■ Action item: Find every line below where the string "true" shows up, and copy those lines.

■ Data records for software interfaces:
· · · · ·
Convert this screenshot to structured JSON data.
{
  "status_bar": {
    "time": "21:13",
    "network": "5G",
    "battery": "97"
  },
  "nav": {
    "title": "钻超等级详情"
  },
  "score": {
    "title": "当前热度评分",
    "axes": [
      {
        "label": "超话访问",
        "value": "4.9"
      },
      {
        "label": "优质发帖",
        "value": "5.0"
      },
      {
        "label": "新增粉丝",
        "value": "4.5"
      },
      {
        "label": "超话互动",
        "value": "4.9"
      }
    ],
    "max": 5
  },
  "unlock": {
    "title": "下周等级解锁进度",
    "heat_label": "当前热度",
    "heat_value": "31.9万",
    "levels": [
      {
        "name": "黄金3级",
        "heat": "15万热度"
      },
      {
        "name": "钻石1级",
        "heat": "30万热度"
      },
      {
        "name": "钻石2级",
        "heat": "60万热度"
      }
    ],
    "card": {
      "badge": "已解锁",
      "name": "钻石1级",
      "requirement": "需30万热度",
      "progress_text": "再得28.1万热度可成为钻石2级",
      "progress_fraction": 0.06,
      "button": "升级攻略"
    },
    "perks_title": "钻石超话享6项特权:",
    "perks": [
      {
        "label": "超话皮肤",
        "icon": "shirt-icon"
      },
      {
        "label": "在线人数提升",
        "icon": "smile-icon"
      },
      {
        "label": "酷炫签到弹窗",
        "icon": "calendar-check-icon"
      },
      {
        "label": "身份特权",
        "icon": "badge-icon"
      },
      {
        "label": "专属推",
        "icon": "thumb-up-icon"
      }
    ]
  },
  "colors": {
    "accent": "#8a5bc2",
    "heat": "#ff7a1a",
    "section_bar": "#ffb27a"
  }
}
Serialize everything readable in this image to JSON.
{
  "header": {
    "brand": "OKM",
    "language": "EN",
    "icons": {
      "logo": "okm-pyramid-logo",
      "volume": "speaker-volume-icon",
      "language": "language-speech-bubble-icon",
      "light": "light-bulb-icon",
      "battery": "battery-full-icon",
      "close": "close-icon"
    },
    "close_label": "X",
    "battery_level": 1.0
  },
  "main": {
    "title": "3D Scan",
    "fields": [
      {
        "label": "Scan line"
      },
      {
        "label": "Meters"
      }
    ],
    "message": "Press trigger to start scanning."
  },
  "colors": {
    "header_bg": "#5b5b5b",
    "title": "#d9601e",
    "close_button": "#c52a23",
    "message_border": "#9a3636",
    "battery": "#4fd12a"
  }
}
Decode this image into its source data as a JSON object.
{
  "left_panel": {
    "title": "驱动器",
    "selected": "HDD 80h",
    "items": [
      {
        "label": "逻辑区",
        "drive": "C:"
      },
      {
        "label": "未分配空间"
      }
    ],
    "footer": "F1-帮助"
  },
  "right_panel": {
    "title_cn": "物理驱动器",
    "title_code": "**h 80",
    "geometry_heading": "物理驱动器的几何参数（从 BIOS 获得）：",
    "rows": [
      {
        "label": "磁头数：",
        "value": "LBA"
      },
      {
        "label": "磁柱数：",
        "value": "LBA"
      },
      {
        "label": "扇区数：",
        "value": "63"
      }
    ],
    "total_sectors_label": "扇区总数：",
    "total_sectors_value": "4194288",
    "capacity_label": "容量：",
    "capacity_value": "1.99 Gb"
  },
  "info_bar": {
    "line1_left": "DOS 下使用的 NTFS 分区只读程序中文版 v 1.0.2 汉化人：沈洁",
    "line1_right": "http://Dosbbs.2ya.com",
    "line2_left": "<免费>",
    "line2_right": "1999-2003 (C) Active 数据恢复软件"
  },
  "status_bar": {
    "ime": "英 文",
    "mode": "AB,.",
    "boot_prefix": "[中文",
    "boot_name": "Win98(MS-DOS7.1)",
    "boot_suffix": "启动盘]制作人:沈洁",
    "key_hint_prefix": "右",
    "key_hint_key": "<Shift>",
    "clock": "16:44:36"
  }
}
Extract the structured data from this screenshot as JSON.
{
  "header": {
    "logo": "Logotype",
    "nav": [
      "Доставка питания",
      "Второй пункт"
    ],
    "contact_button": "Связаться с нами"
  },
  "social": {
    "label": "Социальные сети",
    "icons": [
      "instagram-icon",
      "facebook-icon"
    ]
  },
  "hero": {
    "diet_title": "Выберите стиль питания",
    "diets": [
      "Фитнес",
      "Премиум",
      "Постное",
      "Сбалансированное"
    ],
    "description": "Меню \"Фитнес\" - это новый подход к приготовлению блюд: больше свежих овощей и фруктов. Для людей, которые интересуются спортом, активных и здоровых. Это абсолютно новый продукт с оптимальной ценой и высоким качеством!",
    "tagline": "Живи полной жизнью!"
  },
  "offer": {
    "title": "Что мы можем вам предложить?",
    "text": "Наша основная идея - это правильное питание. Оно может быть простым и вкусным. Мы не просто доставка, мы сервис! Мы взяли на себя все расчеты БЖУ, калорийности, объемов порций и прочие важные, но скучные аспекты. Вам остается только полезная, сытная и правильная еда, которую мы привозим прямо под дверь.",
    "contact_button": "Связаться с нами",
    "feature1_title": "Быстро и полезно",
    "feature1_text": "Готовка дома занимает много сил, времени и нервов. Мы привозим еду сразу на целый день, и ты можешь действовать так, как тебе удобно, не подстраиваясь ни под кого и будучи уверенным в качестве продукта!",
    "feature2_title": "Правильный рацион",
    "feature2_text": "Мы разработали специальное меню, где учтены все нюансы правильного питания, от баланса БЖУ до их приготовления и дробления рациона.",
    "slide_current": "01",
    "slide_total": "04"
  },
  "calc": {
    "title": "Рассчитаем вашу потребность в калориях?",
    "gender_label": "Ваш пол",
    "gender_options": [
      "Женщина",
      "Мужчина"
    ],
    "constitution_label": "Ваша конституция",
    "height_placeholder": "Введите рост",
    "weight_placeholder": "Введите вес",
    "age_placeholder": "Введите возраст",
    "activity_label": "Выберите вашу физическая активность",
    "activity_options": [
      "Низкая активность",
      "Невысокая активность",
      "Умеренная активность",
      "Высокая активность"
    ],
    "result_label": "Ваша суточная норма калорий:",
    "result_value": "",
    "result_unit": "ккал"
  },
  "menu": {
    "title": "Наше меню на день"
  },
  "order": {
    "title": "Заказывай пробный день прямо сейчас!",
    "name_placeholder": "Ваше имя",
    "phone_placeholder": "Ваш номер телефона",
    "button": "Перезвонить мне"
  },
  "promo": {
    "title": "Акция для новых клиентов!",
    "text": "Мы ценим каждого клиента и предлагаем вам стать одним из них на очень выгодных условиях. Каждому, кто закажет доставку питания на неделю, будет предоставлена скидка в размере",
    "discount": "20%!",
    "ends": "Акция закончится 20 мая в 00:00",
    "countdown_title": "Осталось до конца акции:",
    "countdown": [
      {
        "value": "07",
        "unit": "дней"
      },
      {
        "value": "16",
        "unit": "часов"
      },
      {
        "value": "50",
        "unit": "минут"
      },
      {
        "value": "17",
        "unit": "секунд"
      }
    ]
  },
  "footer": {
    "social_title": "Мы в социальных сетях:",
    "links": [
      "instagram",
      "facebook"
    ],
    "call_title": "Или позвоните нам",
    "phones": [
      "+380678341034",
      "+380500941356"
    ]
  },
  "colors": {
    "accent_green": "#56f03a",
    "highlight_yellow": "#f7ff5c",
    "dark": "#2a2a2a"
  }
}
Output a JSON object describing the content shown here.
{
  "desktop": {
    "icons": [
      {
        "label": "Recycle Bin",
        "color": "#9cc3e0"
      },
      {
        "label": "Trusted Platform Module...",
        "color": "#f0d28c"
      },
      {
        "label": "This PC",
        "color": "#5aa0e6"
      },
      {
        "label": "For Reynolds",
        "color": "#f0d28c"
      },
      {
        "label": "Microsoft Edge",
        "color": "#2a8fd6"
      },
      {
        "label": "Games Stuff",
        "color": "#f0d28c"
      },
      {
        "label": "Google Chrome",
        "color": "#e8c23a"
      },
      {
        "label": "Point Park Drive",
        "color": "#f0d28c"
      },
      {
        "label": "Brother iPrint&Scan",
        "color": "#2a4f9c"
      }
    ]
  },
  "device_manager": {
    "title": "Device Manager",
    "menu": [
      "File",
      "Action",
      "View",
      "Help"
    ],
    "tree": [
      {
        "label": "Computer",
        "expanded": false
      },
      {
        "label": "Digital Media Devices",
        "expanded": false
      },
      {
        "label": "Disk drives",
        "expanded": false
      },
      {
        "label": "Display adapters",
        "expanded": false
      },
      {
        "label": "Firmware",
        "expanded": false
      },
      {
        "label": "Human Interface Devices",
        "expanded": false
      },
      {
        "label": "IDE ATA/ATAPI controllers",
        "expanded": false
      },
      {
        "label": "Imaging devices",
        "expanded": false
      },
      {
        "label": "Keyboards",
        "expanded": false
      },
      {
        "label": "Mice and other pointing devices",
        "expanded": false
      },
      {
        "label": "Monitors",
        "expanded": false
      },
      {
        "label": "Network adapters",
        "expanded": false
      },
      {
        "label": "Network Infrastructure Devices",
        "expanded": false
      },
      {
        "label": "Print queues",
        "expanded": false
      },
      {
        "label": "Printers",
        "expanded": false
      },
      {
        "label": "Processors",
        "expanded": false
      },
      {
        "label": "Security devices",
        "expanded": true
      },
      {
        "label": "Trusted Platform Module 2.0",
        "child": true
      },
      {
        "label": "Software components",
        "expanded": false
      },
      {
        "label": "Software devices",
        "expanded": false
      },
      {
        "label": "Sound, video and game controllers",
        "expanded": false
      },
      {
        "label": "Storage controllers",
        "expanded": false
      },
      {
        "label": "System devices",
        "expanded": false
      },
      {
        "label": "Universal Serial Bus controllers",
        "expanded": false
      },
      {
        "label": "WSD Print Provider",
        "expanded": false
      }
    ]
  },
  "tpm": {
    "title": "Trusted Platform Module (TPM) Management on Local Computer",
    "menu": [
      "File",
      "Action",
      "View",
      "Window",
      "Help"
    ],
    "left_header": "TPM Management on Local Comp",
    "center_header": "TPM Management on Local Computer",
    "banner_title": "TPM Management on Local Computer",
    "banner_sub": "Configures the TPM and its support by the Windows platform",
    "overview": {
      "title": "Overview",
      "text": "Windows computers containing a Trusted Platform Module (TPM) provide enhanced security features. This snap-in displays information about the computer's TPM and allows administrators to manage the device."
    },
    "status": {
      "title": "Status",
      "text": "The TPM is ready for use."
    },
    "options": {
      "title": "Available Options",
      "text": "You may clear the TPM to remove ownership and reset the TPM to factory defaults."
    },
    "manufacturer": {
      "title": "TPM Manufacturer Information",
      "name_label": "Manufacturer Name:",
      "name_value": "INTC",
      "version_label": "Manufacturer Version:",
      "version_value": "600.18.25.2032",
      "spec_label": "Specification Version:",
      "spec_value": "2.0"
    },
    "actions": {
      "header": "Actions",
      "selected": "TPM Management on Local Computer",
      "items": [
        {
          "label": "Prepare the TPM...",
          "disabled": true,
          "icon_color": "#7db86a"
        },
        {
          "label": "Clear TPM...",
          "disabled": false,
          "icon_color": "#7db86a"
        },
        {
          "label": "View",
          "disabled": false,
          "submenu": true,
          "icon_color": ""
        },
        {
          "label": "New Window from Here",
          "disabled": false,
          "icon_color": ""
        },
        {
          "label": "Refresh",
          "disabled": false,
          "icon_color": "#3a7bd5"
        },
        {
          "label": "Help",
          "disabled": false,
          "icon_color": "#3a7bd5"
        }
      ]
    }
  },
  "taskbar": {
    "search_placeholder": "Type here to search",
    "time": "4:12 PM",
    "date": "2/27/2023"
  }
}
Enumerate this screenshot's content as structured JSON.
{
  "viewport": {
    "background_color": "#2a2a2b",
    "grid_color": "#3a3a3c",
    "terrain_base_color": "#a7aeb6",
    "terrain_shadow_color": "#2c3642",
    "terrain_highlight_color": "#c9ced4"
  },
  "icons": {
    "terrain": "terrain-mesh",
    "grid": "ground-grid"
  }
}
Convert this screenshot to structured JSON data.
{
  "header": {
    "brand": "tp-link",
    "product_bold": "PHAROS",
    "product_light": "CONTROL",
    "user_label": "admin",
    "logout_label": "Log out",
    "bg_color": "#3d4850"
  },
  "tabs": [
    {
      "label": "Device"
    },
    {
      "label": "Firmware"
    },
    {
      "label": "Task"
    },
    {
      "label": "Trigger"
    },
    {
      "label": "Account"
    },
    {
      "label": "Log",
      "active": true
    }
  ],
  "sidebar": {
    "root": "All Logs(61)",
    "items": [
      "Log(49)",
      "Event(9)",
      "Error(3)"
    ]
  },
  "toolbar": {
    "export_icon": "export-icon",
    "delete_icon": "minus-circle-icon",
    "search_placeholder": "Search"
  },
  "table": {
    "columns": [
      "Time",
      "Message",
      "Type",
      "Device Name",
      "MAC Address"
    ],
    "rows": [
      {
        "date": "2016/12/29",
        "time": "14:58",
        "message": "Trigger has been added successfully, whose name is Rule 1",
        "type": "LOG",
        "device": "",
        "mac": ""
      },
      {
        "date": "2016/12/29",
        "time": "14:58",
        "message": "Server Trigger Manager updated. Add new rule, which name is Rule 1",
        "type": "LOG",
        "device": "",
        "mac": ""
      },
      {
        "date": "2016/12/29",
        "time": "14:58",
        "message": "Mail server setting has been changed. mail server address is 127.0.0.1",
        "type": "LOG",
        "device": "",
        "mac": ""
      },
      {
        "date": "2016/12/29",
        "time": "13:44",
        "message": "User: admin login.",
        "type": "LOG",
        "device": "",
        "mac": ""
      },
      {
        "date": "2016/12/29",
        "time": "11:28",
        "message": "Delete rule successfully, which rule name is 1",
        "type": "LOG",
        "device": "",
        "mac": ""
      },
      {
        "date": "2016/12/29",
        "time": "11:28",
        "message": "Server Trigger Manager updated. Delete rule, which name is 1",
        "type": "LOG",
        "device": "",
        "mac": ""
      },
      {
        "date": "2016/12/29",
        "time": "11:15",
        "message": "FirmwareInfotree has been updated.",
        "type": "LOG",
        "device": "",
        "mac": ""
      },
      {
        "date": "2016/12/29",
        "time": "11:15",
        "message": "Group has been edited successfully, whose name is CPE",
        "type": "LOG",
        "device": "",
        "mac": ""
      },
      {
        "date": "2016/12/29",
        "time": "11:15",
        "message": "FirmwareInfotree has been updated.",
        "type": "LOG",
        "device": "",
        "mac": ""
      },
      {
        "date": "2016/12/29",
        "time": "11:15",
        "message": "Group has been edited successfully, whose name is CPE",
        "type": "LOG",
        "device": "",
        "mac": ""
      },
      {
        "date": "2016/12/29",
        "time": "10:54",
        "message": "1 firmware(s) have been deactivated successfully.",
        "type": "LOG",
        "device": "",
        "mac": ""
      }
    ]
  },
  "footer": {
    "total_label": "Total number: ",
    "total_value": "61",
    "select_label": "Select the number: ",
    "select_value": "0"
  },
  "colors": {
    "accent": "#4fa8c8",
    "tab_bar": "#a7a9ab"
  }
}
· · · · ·
■ The completed task:
        "expanded": true
        "child": true
          "disabled": true,
          "submenu": true,
      "active": true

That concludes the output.